● Your goal
Scan the records below. List lines holding "Create".

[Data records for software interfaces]

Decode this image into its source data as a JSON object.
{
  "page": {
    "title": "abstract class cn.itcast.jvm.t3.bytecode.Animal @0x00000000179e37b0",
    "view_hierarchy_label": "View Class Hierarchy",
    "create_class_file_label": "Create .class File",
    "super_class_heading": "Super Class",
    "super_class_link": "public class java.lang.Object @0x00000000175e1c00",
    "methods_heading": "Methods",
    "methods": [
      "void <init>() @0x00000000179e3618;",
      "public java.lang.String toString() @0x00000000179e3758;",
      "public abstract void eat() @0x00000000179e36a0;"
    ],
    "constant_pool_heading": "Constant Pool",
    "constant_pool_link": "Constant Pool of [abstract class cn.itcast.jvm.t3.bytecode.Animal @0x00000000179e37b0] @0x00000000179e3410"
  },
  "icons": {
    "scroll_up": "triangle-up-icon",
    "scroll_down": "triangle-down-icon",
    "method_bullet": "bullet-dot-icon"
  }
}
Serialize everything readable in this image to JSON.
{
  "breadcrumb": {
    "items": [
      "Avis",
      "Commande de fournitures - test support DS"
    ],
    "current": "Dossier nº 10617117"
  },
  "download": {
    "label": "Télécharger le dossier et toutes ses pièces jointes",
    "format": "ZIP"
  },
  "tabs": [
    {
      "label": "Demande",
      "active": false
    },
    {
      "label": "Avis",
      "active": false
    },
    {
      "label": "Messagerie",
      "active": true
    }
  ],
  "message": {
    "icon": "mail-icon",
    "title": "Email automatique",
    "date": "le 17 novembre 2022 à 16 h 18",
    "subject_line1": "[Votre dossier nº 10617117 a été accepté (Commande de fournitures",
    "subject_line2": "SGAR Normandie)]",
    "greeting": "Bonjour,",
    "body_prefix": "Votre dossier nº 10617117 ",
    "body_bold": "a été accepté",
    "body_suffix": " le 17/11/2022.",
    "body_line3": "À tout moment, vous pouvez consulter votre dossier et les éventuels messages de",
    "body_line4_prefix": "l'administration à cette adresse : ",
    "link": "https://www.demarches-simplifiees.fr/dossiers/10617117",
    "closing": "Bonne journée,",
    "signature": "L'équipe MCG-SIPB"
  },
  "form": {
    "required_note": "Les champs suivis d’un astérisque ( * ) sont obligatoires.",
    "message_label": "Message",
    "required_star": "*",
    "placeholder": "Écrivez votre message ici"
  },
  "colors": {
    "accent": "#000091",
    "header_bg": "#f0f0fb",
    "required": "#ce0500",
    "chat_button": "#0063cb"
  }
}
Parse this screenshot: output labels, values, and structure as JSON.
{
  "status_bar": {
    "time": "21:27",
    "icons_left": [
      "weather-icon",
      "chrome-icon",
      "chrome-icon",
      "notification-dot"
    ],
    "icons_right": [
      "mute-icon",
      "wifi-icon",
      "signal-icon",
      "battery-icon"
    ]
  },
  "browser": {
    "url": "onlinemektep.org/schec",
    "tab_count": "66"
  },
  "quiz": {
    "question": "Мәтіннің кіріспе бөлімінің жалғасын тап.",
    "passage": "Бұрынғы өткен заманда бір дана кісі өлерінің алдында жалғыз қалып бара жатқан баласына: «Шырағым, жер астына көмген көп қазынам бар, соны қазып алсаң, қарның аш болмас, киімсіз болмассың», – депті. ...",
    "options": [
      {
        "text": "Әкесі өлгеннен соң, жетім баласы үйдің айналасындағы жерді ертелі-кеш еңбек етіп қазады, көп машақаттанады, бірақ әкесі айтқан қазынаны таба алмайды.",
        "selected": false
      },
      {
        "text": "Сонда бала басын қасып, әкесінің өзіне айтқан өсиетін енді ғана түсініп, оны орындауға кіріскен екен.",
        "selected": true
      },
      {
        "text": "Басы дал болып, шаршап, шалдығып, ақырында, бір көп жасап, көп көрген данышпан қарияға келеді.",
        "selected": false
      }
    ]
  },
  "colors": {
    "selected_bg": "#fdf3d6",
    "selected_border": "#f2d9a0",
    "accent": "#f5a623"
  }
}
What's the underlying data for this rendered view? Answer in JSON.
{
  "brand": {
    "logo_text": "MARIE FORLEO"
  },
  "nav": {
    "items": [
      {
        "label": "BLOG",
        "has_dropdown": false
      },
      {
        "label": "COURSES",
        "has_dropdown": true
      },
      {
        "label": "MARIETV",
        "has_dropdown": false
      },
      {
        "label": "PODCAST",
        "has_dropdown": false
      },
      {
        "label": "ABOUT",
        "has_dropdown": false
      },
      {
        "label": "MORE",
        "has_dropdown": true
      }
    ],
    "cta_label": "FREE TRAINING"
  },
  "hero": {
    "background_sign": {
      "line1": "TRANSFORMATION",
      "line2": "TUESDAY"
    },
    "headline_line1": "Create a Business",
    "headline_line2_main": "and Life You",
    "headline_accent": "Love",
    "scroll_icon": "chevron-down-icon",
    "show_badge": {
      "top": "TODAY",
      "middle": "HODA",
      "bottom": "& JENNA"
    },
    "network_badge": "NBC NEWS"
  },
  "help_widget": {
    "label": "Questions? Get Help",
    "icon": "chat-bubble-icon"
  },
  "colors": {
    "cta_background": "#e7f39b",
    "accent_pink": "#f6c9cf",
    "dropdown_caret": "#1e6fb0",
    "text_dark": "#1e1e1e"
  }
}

● Solution to this problem
    "create_class_file_label": "Create .class File",
    "headline_line1": "Create a Business",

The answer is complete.